That night, promoters were going around giving out free spots for concerts to the conference goers. We went to Hakkasan, where none other than Lil Jon was performing. I waved at him. He responded by nodding his head and yelling “YEAHHH!”
On January 6th, I forgot to charge my phone overnight and was sitting by an outlet next to the TechCrunch panel. My friend came up to me told me that Daymond John was speaking right at that moment. I got up and ran over. I couldn’t believe it was Daymond John! When I first got into entrepreneurship, I started watching replays of Shark Tank in my dorm room late at night. The Sharks were some of the first entrepreneurs whose story I got to know.
I even got a photo with Daymond John afterwards!
I can’t believe I got a photo with Daymond John!!
At the TechCrunch after-party, I met a guy who’s working on personalized cancer cures using machine learning. Thanks to the fact that I just finished 7.012 Intro Biology (and passed!) I was able to have a good conversation with him on the future of personalized medicine. I also met more VR enthusiasts and some TechCrunch writers.
Later that night was the Upload party, where I passed Robert Scoble, stopped, backed up, and realized that I had just passed Robert Scoble.
If you don’t recognize him, he’s the “guy who ruined Google Glass with a shower selfie”:
Scoble even let me try on his Snap Spectacles!
The Upload party was a blast.
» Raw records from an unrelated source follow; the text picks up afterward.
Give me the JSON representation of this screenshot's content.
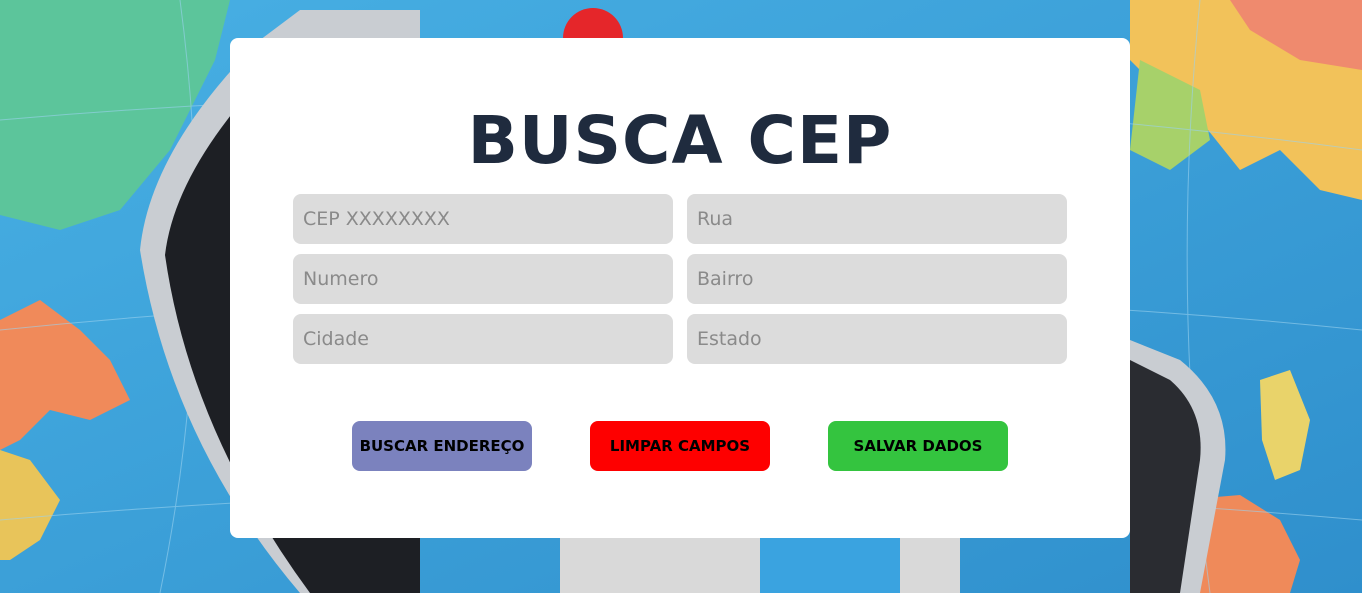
{
  "page": {
    "title": "BUSCA CEP"
  },
  "form": {
    "cep": {
      "placeholder": "CEP XXXXXXXX",
      "value": ""
    },
    "rua": {
      "placeholder": "Rua",
      "value": ""
    },
    "numero": {
      "placeholder": "Numero",
      "value": ""
    },
    "bairro": {
      "placeholder": "Bairro",
      "value": ""
    },
    "cidade": {
      "placeholder": "Cidade",
      "value": ""
    },
    "estado": {
      "placeholder": "Estado",
      "value": ""
    }
  },
  "buttons": {
    "buscar": "BUSCAR ENDEREÇO",
    "limpar": "LIMPAR CAMPOS",
    "salvar": "SALVAR DADOS"
  },
  "colors": {
    "title": "#1f2b3e",
    "field_bg": "#dcdcdc",
    "buscar_bg": "#7b82be",
    "limpar_bg": "#fe0000",
    "salvar_bg": "#34c43f",
    "background_ocean": "#3ea3dc"
  },
  "background": {
    "image": "world-map-with-smartphone"
  }
}
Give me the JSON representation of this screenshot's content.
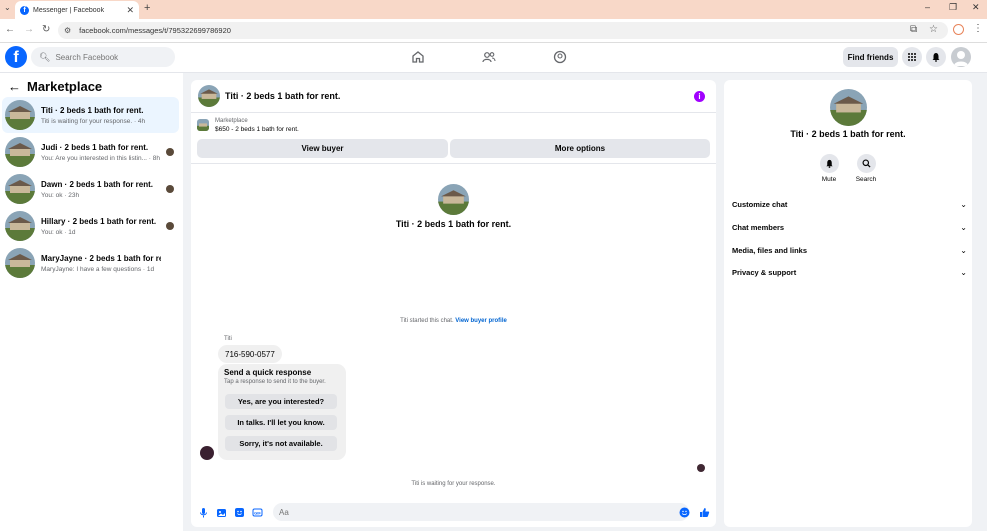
{
  "browser": {
    "tab_title": "Messenger | Facebook",
    "url": "facebook.com/messages/t/795322699786920"
  },
  "fb": {
    "search_placeholder": "Search Facebook",
    "find_friends": "Find friends"
  },
  "left": {
    "title": "Marketplace",
    "conversations": [
      {
        "name": "Titi · 2 beds 1 bath for rent.",
        "preview": "Titi is waiting for your response. · 4h",
        "active": true
      },
      {
        "name": "Judi · 2 beds 1 bath for rent.",
        "preview": "You: Are you interested in this listin... · 8h"
      },
      {
        "name": "Dawn · 2 beds 1 bath for rent.",
        "preview": "You: ok · 23h"
      },
      {
        "name": "Hillary · 2 beds 1 bath for rent.",
        "preview": "You: ok · 1d"
      },
      {
        "name": "MaryJayne · 2 beds 1 bath for rent.",
        "preview": "MaryJayne: I have a few questions · 1d"
      }
    ]
  },
  "chat": {
    "title": "Titi · 2 beds 1 bath for rent.",
    "marketplace_label": "Marketplace",
    "listing": "$650 - 2 beds 1 bath for rent.",
    "view_buyer": "View buyer",
    "more_options": "More options",
    "center_name": "Titi · 2 beds 1 bath for rent.",
    "started_text": "Titi started this chat.",
    "view_buyer_profile": "View buyer profile",
    "sender": "Titi",
    "phone": "716-590-0577",
    "quick_title": "Send a quick response",
    "quick_sub": "Tap a response to send it to the buyer.",
    "quick_1": "Yes, are you interested?",
    "quick_2": "In talks. I'll let you know.",
    "quick_3": "Sorry, it's not available.",
    "waiting": "Titi is waiting for your response.",
    "input_placeholder": "Aa"
  },
  "right": {
    "name": "Titi · 2 beds 1 bath for rent.",
    "mute": "Mute",
    "search": "Search",
    "rows": [
      "Customize chat",
      "Chat members",
      "Media, files and links",
      "Privacy & support"
    ]
  },
  "colors": {
    "accent": "#0866ff",
    "info": "#a100ff",
    "active_row": "#ebf5ff"
  }
}
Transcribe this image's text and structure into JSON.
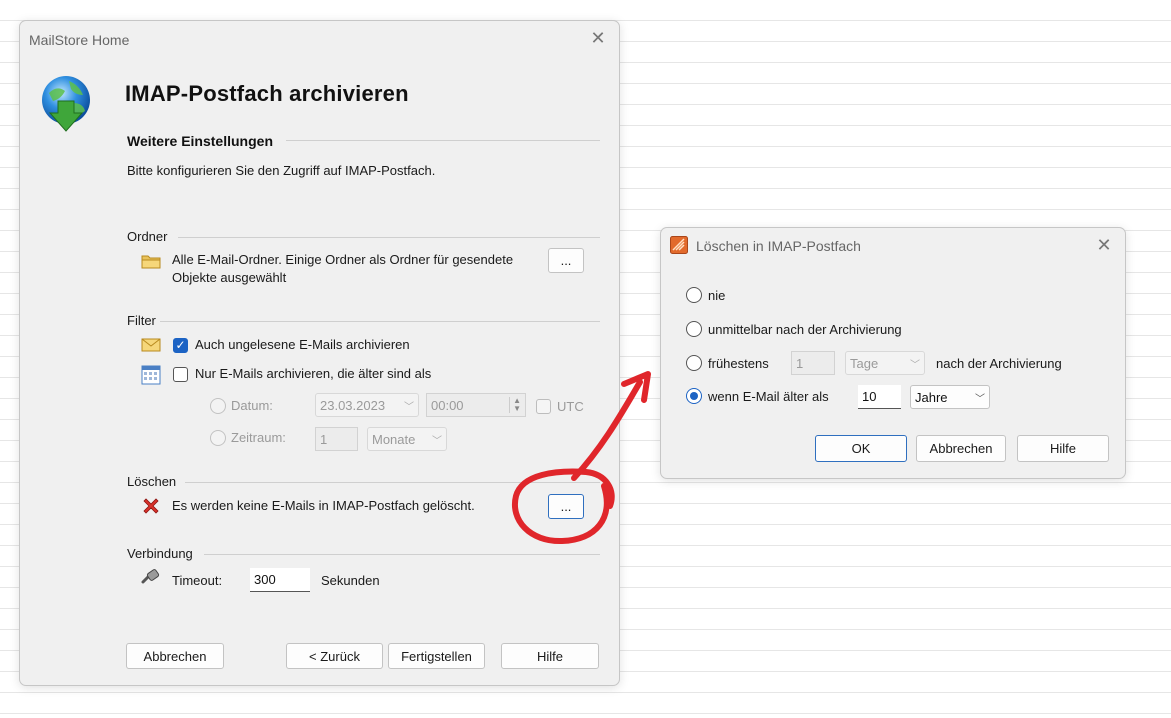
{
  "main_dialog": {
    "window_title": "MailStore Home",
    "heading": "IMAP-Postfach archivieren",
    "subheading": "Weitere Einstellungen",
    "description": "Bitte konfigurieren Sie den Zugriff auf IMAP-Postfach.",
    "folders": {
      "section_label": "Ordner",
      "text_line1": "Alle E-Mail-Ordner. Einige Ordner als Ordner für gesendete",
      "text_line2": "Objekte ausgewählt",
      "button_label": "..."
    },
    "filter": {
      "section_label": "Filter",
      "unread_label": "Auch ungelesene E-Mails archivieren",
      "unread_checked": true,
      "older_label": "Nur E-Mails archivieren, die älter sind als",
      "older_checked": false,
      "date_label": "Datum:",
      "date_value": "23.03.2023",
      "time_value": "00:00",
      "utc_label": "UTC",
      "period_label": "Zeitraum:",
      "period_value": "1",
      "period_unit": "Monate"
    },
    "delete": {
      "section_label": "Löschen",
      "status_text": "Es werden keine E-Mails in IMAP-Postfach gelöscht.",
      "button_label": "..."
    },
    "connection": {
      "section_label": "Verbindung",
      "timeout_label": "Timeout:",
      "timeout_value": "300",
      "unit_label": "Sekunden"
    },
    "footer": {
      "cancel": "Abbrechen",
      "back": "< Zurück",
      "finish": "Fertigstellen",
      "help": "Hilfe"
    }
  },
  "delete_dialog": {
    "title": "Löschen in IMAP-Postfach",
    "options": {
      "never": "nie",
      "immediately": "unmittelbar nach der Archivierung",
      "earliest": "frühestens",
      "earliest_value": "1",
      "earliest_unit": "Tage",
      "earliest_suffix": "nach der Archivierung",
      "older": "wenn E-Mail älter als",
      "older_value": "10",
      "older_unit": "Jahre"
    },
    "selected_option": "older",
    "buttons": {
      "ok": "OK",
      "cancel": "Abbrechen",
      "help": "Hilfe"
    }
  },
  "annotation": {
    "color": "#e0262b"
  }
}
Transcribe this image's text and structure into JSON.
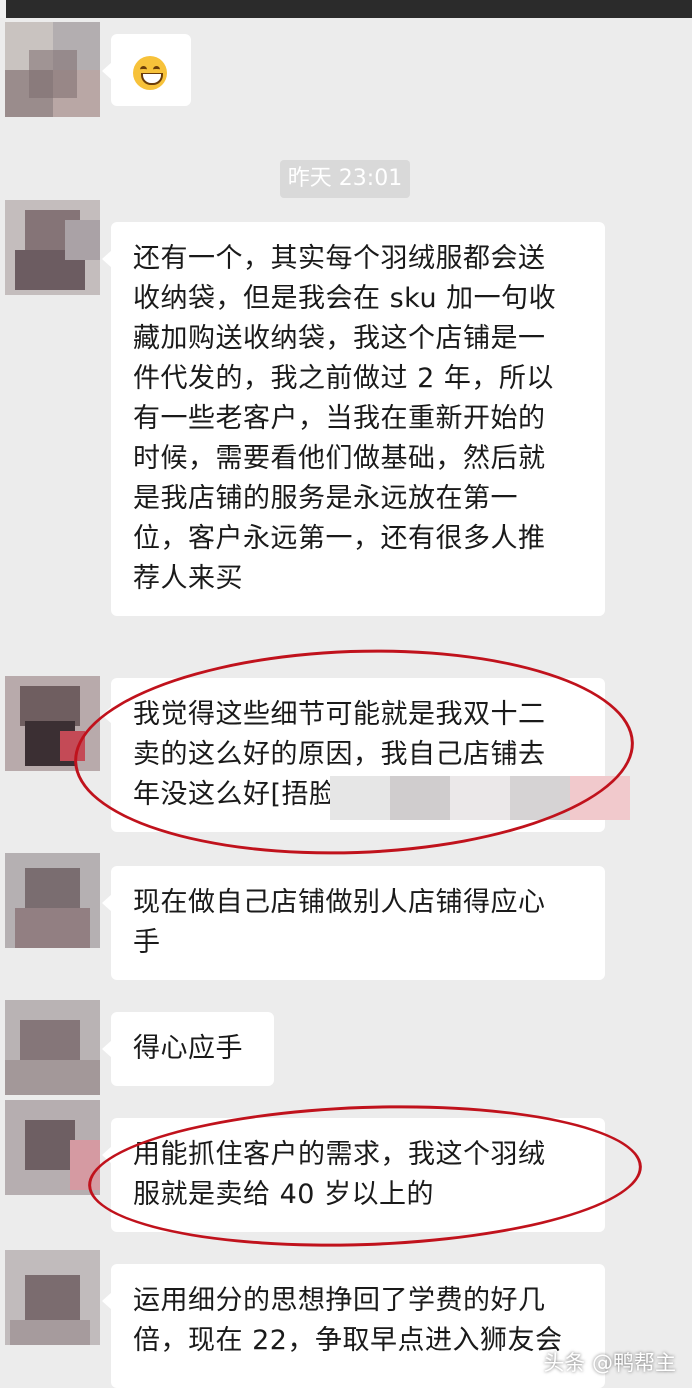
{
  "timestamp": "昨天 23:01",
  "messages": [
    {
      "type": "emoji",
      "emoji": "grinning-face"
    },
    {
      "type": "text",
      "lines": [
        "还有一个，其实每个羽绒服都会送",
        "收纳袋，但是我会在 sku 加一句收",
        "藏加购送收纳袋，我这个店铺是一",
        "件代发的，我之前做过 2 年，所以",
        "有一些老客户，当我在重新开始的",
        "时候，需要看他们做基础，然后就",
        "是我店铺的服务是永远放在第一",
        "位，客户永远第一，还有很多人推",
        "荐人来买"
      ]
    },
    {
      "type": "text",
      "lines": [
        "我觉得这些细节可能就是我双十二",
        "卖的这么好的原因，我自己店铺去",
        "年没这么好[捂脸"
      ]
    },
    {
      "type": "text",
      "lines": [
        "现在做自己店铺做别人店铺得应心",
        "手"
      ]
    },
    {
      "type": "text",
      "lines": [
        "得心应手"
      ]
    },
    {
      "type": "text",
      "lines": [
        "用能抓住客户的需求，我这个羽绒",
        "服就是卖给 40 岁以上的"
      ]
    },
    {
      "type": "text",
      "lines": [
        "运用细分的思想挣回了学费的好几",
        "倍，现在 22，争取早点进入狮友会"
      ]
    }
  ],
  "watermark": "头条 @鸭帮主",
  "colors": {
    "background": "#ececec",
    "bubble": "#ffffff",
    "highlight_circle": "#c0121c",
    "time_badge": "#d9d9d9"
  }
}
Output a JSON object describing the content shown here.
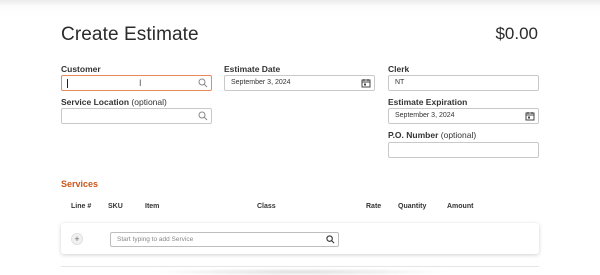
{
  "page": {
    "title": "Create Estimate",
    "total": "$0.00"
  },
  "form": {
    "customer": {
      "label": "Customer",
      "value": ""
    },
    "service_location": {
      "label": "Service Location",
      "optional": "(optional)",
      "value": ""
    },
    "estimate_date": {
      "label": "Estimate Date",
      "value": "September 3, 2024"
    },
    "clerk": {
      "label": "Clerk",
      "value": "NT"
    },
    "estimate_expiration": {
      "label": "Estimate Expiration",
      "value": "September 3, 2024"
    },
    "po_number": {
      "label": "P.O. Number",
      "optional": "(optional)",
      "value": ""
    }
  },
  "services": {
    "section_title": "Services",
    "columns": [
      "Line #",
      "SKU",
      "Item",
      "Class",
      "Rate",
      "Quantity",
      "Amount"
    ],
    "add_button": "+",
    "search_placeholder": "Start typing to add Service"
  },
  "colors": {
    "accent": "#c9571c",
    "focus_border": "#e88a55"
  },
  "icons": {
    "customer": "search-icon",
    "service_location": "search-icon",
    "estimate_date": "calendar-icon",
    "estimate_expiration": "calendar-icon",
    "service_search": "search-icon",
    "cursor": "text-cursor-icon"
  }
}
I hung out with the founders of Upload whom I met at MIT, and I tried out countless demos of new virtual reality tech. I met people in the VR industry from all over, including people that I’ll be seeing again at the AR in Action conference at the MIT Media Lab next week. The momentum just keeps on building.
That night’s entertainment was Afrojack at the Omnia. It was the most mind-blowing concert I’ve ever been to, especially considering that at one point I joined Afrojack on stage when a VIP invited me up.
On January 7th, we finally completed exploring the first floor of CES. Our jaws dropped on the second floor. It was even larger than the first floor!
These were innovations by larger companies. Smart home technologies, autonomous driving, etc. Two of my favorites were headphones that play music by vibrating your cheekbones and speakers that are only audible to people who stand directly in its path.
Oh, also, holograms. Coming soon to a future near you.
We ended the weekend at XS, watching a performance by Alesso. Coincidentally somehow, we left the club at the same time as Alesso and my friend got a photo with him.
On January 8th, our trip had come to an end.
What an experience. I had to take the second week of January to reflect on what happened the first week. I noticed that while the conference itself was great, the real magic happened at the unofficial events built around the conference. The strongest connections I made were at the after-parties where people were more relaxed and not in a rush to try out the latest gadget.
I thought that I was going to CES to see some amazing technology, but really I went to meet some amazing people.
Now that I’m back at MIT, I’m excited to push forward into VR and spend my last semester laying the final foundations for my future. Time to get to work.